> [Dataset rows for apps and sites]

=====

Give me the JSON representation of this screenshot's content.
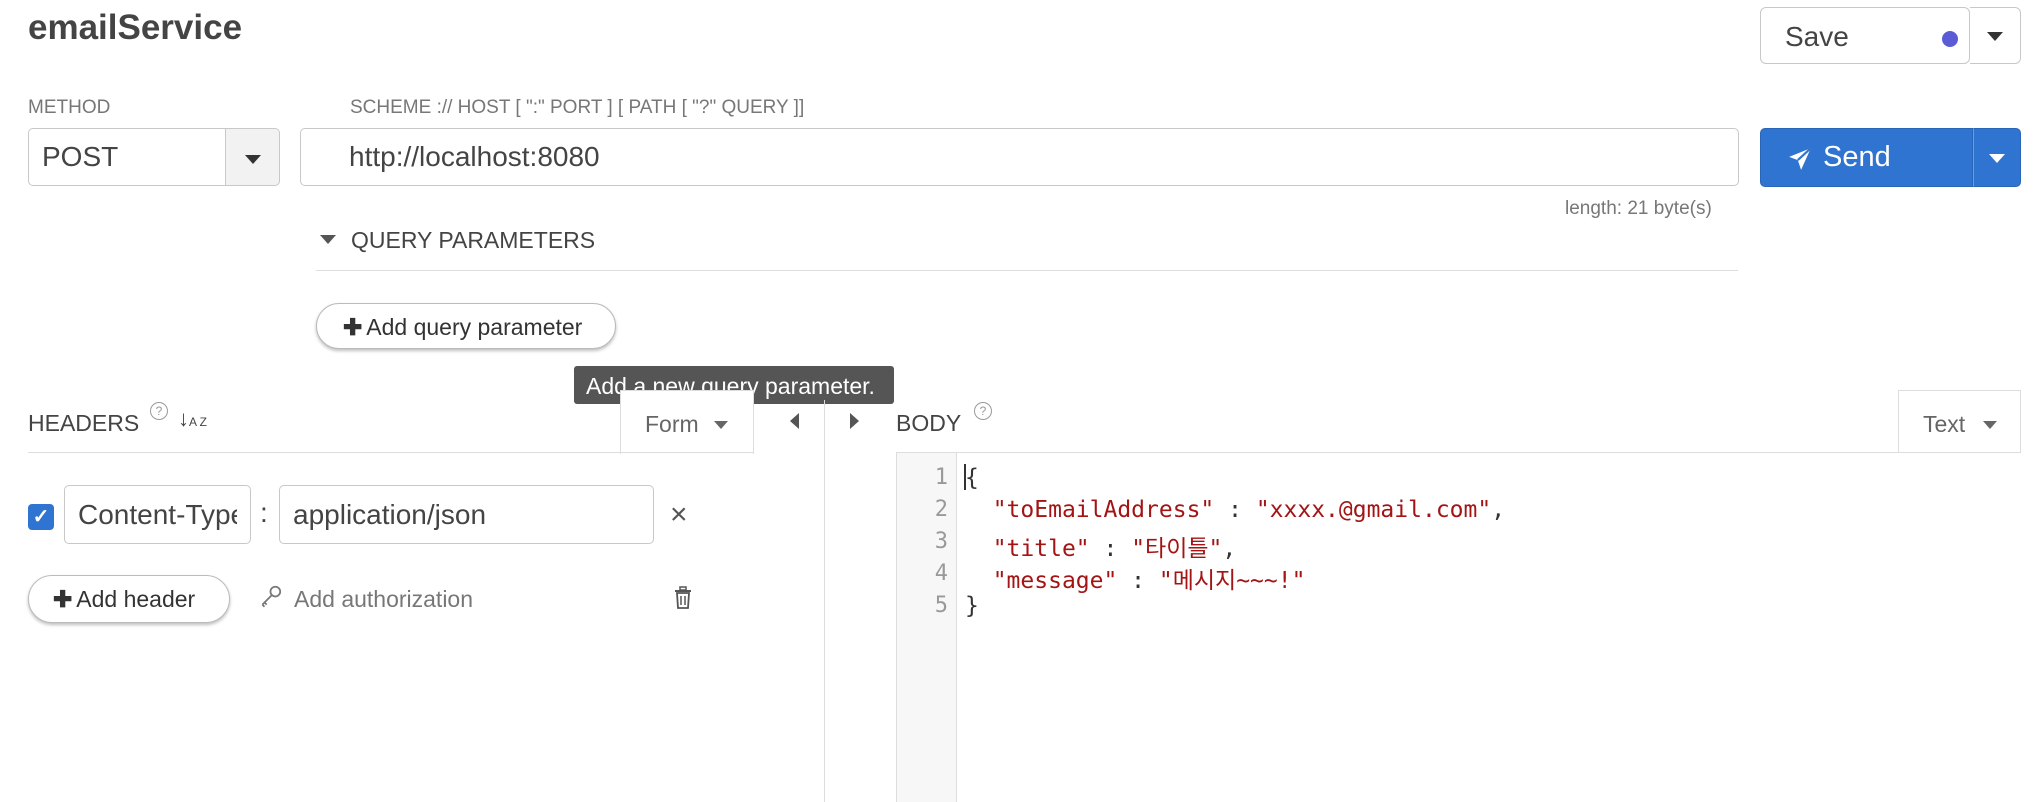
{
  "request": {
    "title": "emailService",
    "method_label": "METHOD",
    "method_value": "POST",
    "url_label": "SCHEME :// HOST [ \":\" PORT ] [ PATH [ \"?\" QUERY ]]",
    "url_value": "http://localhost:8080",
    "length_text": "length: 21 byte(s)"
  },
  "toolbar": {
    "save_label": "Save",
    "save_dot_color": "#5b5bd6",
    "send_label": "Send",
    "send_color": "#2f74d0"
  },
  "query": {
    "section_label": "QUERY PARAMETERS",
    "add_label": "Add query parameter",
    "tooltip": "Add a new query parameter."
  },
  "headers": {
    "section_label": "HEADERS",
    "mode_label": "Form",
    "rows": [
      {
        "enabled": true,
        "name": "Content-Type",
        "value": "application/json"
      }
    ],
    "add_header_label": "Add header",
    "add_auth_label": "Add authorization"
  },
  "body": {
    "section_label": "BODY",
    "mode_label": "Text",
    "lines": [
      {
        "num": "1",
        "text": "{"
      },
      {
        "num": "2",
        "key": "\"toEmailAddress\"",
        "sep": " : ",
        "val": "\"xxxx.@gmail.com\"",
        "tail": ","
      },
      {
        "num": "3",
        "key": "\"title\"",
        "sep": " : ",
        "val": "\"타이틀\"",
        "tail": ","
      },
      {
        "num": "4",
        "key": "\"message\"",
        "sep": " : ",
        "val": "\"메시지~~~!\"",
        "tail": ""
      },
      {
        "num": "5",
        "text": "}"
      }
    ]
  }
}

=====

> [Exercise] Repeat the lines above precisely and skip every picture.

> [Answer section]
Give me the JSON representation of this screenshot's content.
{
  "request": {
    "title": "emailService",
    "method_label": "METHOD",
    "method_value": "POST",
    "url_label": "SCHEME :// HOST [ \":\" PORT ] [ PATH [ \"?\" QUERY ]]",
    "url_value": "http://localhost:8080",
    "length_text": "length: 21 byte(s)"
  },
  "toolbar": {
    "save_label": "Save",
    "save_dot_color": "#5b5bd6",
    "send_label": "Send",
    "send_color": "#2f74d0"
  },
  "query": {
    "section_label": "QUERY PARAMETERS",
    "add_label": "Add query parameter",
    "tooltip": "Add a new query parameter."
  },
  "headers": {
    "section_label": "HEADERS",
    "mode_label": "Form",
    "rows": [
      {
        "enabled": true,
        "name": "Content-Type",
        "value": "application/json"
      }
    ],
    "add_header_label": "Add header",
    "add_auth_label": "Add authorization"
  },
  "body": {
    "section_label": "BODY",
    "mode_label": "Text",
    "lines": [
      {
        "num": "1",
        "text": "{"
      },
      {
        "num": "2",
        "key": "\"toEmailAddress\"",
        "sep": " : ",
        "val": "\"xxxx.@gmail.com\"",
        "tail": ","
      },
      {
        "num": "3",
        "key": "\"title\"",
        "sep": " : ",
        "val": "\"타이틀\"",
        "tail": ","
      },
      {
        "num": "4",
        "key": "\"message\"",
        "sep": " : ",
        "val": "\"메시지~~~!\"",
        "tail": ""
      },
      {
        "num": "5",
        "text": "}"
      }
    ]
  }
}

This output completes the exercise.